Monday, March 25, 2013
UCLA is Now the Graveyard of College Basketball Coaches Ohio State received the well-deserved reputation seven decades ago of being “the graveyard of football coaches.” UCLA with the firing of Coach Ben Howland on Sunday has now earned that sobriquet for basketball. Schools with exceptional success in an athletic program instill an expectation of continued success in the fan base. God help the succeeding coaches over whom the Sword of Damocles hangs. Winning in not enough. Winning big is insufficient. National championships, preferably with perfect seasons, are expected. Nick Saban has finally filled the shoes of Bear Bryant at Alabama. None of the six coaches between the Bear and Sabin measured up, not even Gene Stallings who won a national title in 1992. Ohio State had 5 coaches in 11 years before woody Hayes was hired in 1951. Woody won 5 national titles before being fired in 1978. His successor, Earle Bruce, was fired in 1987, as was John Cooper in 2000. Neither won a national title and both had losing records against Michigan. Jim Tressel won a national title in 2002 and dominated Michigan. He too was fired in 2011. If history is any guide, Urban Meyer’s years are numbered. Other football powers, Texas, Oklahoma, Notre Dame, USC, Miami, Michigan, Nebraska, Washington, and almost all the SEC will pull the trigger on coaches who don’t measure up. Historic basketball powers, such as Indiana, Kansas, Kentucky, and North Carolina, have the same attitude. UCLA has achieved the Ohio State legend in basketball. John Wooden won 10 national titles in 12 years between 1964 and 1976. The great Adolph Rupp and Mike Krzyxewski have only won 4 each. The infante terrible Bobby Knight won three at Indiana. John Wooden’s record will not be broken in this era of “one and done” for the superstars. Pat Summitt at Tennessee came close with 8 titles for the Lady Vols, but she’s retired for medical reasons. The UCLA family expects basketball excellence. It is suffering from a case of excessive enthusiasm. Ben Howland did not win enough in the past five years, so he gets a $2.3 million buyout for next year. John Wooden never earned more than $30,000 and Woody Hayes $43,000. They represent a different era, one which was is not obsessed with multi million dollar athletic budgets – an era based on tradition and fundamentals rather than prime time. Win big and fill the seats. The five coaches who immediately followed Wooden lasted a total of 13 years. The pressure to win was too great. Nothing less than a national title was acceptable. The succeeding coaches of Jim Harrick, Steve Lavin, and now Ben Howland were fired.
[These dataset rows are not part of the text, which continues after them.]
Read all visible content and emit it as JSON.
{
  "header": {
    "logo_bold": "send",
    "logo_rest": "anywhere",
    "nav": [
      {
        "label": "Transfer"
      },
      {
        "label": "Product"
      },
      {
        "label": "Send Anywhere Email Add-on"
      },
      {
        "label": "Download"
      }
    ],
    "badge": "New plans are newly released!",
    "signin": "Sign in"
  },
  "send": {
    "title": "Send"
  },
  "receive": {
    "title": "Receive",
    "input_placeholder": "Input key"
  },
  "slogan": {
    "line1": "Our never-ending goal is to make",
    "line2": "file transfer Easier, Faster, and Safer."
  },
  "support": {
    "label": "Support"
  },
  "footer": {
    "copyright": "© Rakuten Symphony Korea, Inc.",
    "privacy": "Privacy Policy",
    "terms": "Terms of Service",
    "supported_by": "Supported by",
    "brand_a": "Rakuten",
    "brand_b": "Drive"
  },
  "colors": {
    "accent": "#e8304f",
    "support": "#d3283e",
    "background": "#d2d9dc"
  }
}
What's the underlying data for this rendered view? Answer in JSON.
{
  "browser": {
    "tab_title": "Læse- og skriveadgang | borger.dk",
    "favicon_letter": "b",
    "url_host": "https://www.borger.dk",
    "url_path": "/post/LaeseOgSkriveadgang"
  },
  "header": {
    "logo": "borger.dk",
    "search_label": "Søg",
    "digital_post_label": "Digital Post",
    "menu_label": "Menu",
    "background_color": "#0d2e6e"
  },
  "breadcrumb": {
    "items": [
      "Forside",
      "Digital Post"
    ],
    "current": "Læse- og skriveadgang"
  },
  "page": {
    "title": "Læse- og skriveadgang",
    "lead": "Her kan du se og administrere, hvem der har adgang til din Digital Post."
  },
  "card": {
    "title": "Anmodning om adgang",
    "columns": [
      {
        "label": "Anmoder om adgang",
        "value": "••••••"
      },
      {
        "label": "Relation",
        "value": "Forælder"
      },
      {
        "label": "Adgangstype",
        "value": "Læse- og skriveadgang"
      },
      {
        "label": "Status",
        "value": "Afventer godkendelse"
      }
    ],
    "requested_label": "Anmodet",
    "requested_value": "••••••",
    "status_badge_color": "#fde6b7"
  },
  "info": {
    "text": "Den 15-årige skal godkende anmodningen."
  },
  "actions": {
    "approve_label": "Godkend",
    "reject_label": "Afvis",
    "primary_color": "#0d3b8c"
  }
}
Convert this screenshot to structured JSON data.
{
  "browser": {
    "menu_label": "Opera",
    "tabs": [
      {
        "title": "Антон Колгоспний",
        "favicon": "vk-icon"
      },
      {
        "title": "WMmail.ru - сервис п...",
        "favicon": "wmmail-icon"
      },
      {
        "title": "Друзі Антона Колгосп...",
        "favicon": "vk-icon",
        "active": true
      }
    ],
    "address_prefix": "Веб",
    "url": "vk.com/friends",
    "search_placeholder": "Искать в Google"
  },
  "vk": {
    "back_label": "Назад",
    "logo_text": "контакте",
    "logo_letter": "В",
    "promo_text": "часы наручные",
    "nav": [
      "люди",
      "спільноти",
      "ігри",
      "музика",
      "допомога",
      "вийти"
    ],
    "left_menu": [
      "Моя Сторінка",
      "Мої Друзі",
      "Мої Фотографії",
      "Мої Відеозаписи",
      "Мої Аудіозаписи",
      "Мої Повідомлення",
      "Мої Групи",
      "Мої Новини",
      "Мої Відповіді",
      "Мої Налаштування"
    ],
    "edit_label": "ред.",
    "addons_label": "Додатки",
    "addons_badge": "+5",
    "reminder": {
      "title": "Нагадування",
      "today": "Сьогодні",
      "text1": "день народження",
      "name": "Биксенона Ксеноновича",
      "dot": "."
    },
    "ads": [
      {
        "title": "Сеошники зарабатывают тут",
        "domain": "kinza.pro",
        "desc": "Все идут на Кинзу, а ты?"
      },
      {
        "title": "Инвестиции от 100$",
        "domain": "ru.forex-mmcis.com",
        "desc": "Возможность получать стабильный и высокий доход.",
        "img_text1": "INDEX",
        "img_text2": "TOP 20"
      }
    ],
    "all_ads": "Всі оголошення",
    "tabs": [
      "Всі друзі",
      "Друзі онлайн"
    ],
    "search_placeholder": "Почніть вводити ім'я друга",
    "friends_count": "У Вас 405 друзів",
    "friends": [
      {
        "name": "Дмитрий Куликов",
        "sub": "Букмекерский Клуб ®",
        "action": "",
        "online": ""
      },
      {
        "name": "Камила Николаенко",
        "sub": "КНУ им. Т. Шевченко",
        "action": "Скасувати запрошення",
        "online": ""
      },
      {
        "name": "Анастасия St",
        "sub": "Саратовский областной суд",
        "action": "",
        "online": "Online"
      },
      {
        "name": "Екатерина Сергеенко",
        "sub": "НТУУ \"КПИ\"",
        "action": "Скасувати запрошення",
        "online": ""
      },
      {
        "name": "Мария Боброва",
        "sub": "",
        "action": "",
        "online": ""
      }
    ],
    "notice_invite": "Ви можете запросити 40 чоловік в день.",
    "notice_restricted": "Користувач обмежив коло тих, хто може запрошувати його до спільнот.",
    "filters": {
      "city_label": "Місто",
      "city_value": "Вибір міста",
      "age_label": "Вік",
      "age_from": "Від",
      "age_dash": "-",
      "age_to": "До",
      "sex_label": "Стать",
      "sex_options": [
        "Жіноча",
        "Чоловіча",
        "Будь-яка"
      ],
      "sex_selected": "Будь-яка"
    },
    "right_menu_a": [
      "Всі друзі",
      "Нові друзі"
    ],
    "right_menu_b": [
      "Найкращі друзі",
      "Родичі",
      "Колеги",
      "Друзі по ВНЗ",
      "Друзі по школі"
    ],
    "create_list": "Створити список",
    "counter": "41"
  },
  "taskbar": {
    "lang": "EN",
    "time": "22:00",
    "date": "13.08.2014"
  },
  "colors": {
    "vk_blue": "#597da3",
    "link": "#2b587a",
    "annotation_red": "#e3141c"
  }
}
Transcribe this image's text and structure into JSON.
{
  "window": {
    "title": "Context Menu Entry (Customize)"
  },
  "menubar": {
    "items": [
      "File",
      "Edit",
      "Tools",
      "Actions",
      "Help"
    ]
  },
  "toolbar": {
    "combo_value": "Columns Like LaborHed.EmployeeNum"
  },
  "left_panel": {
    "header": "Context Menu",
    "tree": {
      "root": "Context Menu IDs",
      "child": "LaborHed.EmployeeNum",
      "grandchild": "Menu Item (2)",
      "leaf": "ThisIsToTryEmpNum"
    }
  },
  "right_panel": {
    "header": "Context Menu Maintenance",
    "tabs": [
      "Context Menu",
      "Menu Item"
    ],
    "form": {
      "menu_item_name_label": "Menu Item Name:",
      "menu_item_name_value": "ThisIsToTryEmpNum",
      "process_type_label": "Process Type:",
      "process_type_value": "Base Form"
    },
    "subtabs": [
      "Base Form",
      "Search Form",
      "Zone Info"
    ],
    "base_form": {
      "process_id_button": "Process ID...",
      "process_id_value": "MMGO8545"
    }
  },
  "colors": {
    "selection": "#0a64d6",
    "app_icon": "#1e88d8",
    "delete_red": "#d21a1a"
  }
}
Harrick was not saved by winning a national title in 1994-95, the year before his termination. Pete Dalis, UCLA’s athletic director, wanted to fired Harrick for some time, and finally found an excuse in a recruiting violation. Some terminations are for conduct, such as hitting players on the opposing team (Woody Hayes), his own players (Bobby Knight), player misconduct (Tressel),or otherwise becoming an embarrassment to the institution (Tressel). Sports Illustrated published a year ago a feature article which dammed Howland and the UCLA basketball program. It is not pleasant reading, and is perhaps responsible for UCLA falling short of 10,000 tickets sold in all but 5 home games. Ben Howland stopped winning big and filling the seats. The players have increasingly quit, literally and figuratively, on him over his decade at UCLA, during the off season, during the season, and more recently during games. UCLA basketball has not been UCLA basketball for 37 years.